Are done, but the Wall lives on;
Speaking the landscape.

The PLV eboojs

Wall Mile 78

Wall Mile 78 [HB 363–4]

Trail signage at Port Carlisle

Trail signage at Port Carlisle

Now we should proceed towards Port Carlisle, still on the road (but the verge can be quite useful for avoiding the more eager motorist). As we pass the second solitary house, and before we reach the terrace of houses aligned north to south (NY 238 623), if we look to our right we may note how the land slopes up from the road to the course of the Wall. It has lost its hedge line by this point, but its course takes it along that slightly higher ground. We shall return to the Wall’s tactical use of the landscape later, but for now just note that an attacker, having crossed the estuary would have to run (slightly) uphill to the Wall.

Port Carlisle altar

Altar built into the front of Hesket House

Once we are past that terrace of houses on the right, the road bends to the right and we need to cross over and take the path indicated by the wooden National Trail signpost (next to an old gas street lamp). However, it is worth making a slight detour some 30m along the main road into Port Carlisle and noting another altar built into the front of Hesket House guest house (the first house on the left, easy to spot by its green-painted quoins and window surrounds), just above the door lintel. This is still legible and the words ‘MATRIBVS SVIS‘ can be made out, although, for the next word ‘MILITES‘, just the tops of the letters survive (the whole thing reads ‘to their own mother goddesses, the solders…’). Now we should head back to the Trail.
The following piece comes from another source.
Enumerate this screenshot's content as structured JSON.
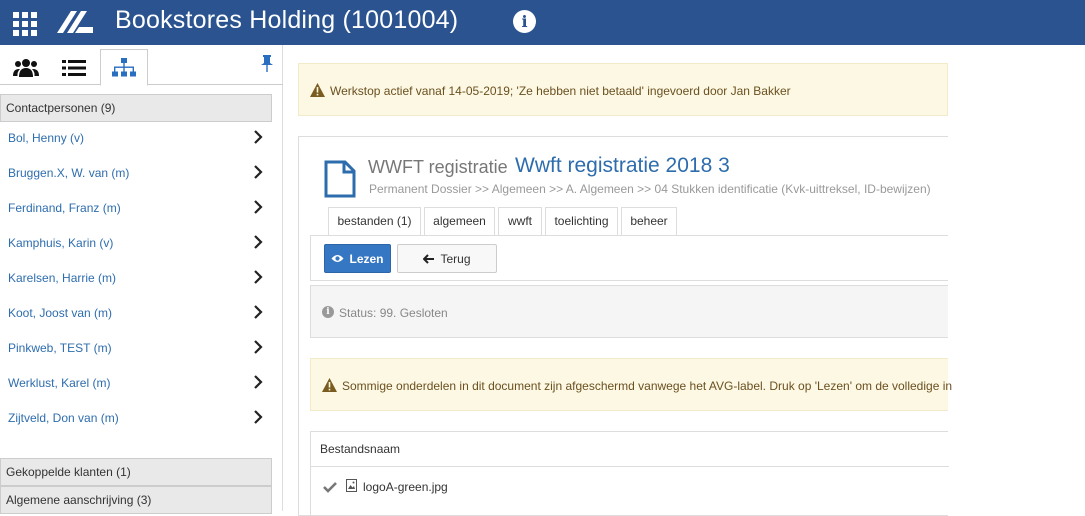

As we walk along the path, the Wall has been heading obliquely on a due east–west course for a rendezvous at the point where we turn a corner and see the red sandstone quay of Port Carlisle (or Fisher’s Cross as it used to be called). The Wall now makes an abrupt 68 degree turn towards the south-east at the location of Turret 78b (NY 240 622). We cross the bridge over the sea-lock of the former Carlisle Canal (opened in 1823, closed in 1853: badly timed to coincide with the arrival of the railways) and follow the Trail signs that take us to the left of the bungalow. The path meanders amongst some scrub seemingly undecidedly for a while, before we pass through a gate and two things happen simultaneously (NY 242 619): first we join the course of the Wall ditch and, second, the route of the Port Carlisle Railway that all-too-ironically replaced the ill-fated canal in 1854, for the two coincide for a short distance. Some remnants of the canal survive as a reed-bedecked ditch just to our right and the course of the Wall lies beneath the road beyond it. A prostrate forest – possibly the result of a post-glacial inundation of the Solway plain – was found some way beneath the curtain wall when the canal was being dug in 1823. Near the position of Turret 78a, the Trail departs from the course of the ditch and we must continue to the point where the path crosses the road, just beyond the location of Milecastle 78 (NY 246 613).

Milecastle 78 (Kirkland) [HB 363; haiku]

Site of Milecastle 78

Site of Milecastle 78

Milecastle 78 (Kirkland) was first noted by Horsley in 1725 and excavated in 1934 and 2000, when it was found to be a long-axis variant. There is nothing to see, certainly not from our vantage point, but we have the satisfaction of knowing it is there, which is more than can be said for some milecastles.